One thing to consider is that the market may pick up, the trickle of potential buyers may suddenly increase and you have a six-month tenancy in place. However, an upturn on such a scale still seems a way off and, also, the sales process will take some time; this is just a risk to be weighed up.

Happy evolution

In some cases, a tenancy will evolve into something different from the original intention, which may well suit both owner and tenant in the long run. One tenant initially booked six months, extended by a further six, then a second year and now a third year. Neither party had considered this an option when they started but everybody is happy.

So there we are, a few thoughts that might be of help to the many owners out there who are sitting tight with a desirable property on the market but no sign of a buyer. There are people from the UK who want to test the water for a while to see if they like living in France before buying and many others just taking a few months sabbatical. There are also others from many other countries: USA, Canada, Australia and mainland Europe.

You might have just what they are looking for, for a few months. One final thought: you might let your property to someone who likes it so much that they end up buying it; you wouldn’t be the first. n

Steve Hill runs French Locations, specialists in long-term rentals throughout France

Tel: 01275 856691

Case study

Alison Smith and her partner have a lovely old three-bed cottage in a quiet backwater in south-west France. They have owned it for about 12 years and have enjoyed many holidays there, sometimes on their own, sometimes with their grown-up children.

It’s not a typical holiday cottage but is a comfy small family home with a fair-sized but manageable garden. A few years ago, for a combination of reasons, they decided to try and sell the property.

Alison takes up the story: “At first there was quite a bit of interest, not floods, but a fairly steady number of possible buyers. The house was not right for some of them but certainly a few seemed very interested in pursuing things. But then, as the recession bit deeper everything went quiet.

“We had never even considered renting the property; it was our second home.
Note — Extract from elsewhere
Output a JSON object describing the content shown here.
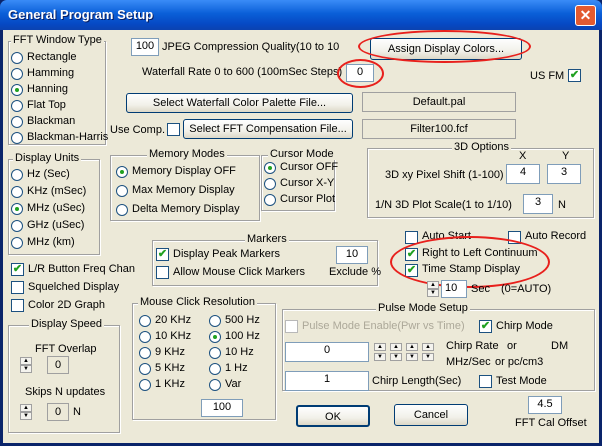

We hadn’t even really gone into the holiday market though I’m sure it would have been quite popular. Friends and family had it for the odd week or two for holidays but that was all.”

The house then sat empty for long periods. The owners didn’t visit that often and there were no buyers in the pipeline. Alison continues: “We had never thought about putting the property up for rental before even though some friends do so with their property and always seem to get a good booking of six months or so through the winter.

“So we decided that, as there were no buyers around, we should go for it, and listed our property with French Locations who our friends are also listed with. It was a steep learning curve but really interesting. We had people enquiring from all over the place, not just England, and you have to sort out which might be the most suitable.

“We definitely didn’t want smokers but were happy with pets, as long as there were no more than two cats or dogs, and they were well behaved and not noisy. We decided not to let for more than six months in the first instance to give ourselves some breathing space in case the market picked up.

“Several enquiries weren’t suitable as they wanted a year or more but there were plenty seeking shorter periods. We were advised by friends, and by French Locations, to effectively interview’ anyone seriously interested in booking and sure enough there were a number who fitted the bill.

“In the end we took a booking from a charming retired couple from the UK who simply wanted a six-month break. They didn’t want to buy in France but know most regions and just fancied a longer stay in our neck of the woods.

“We agreed a reasonable rent, they paid a security deposit and cover the utility bills while they are there. It’s ideal really. We set it all down in a French tenancy agreement with the help of French Locations. A friend of a friend has now shown some interest in buying the house so it looks like it might all have worked out for the best and we are really pleased we decided to let the property for six months.”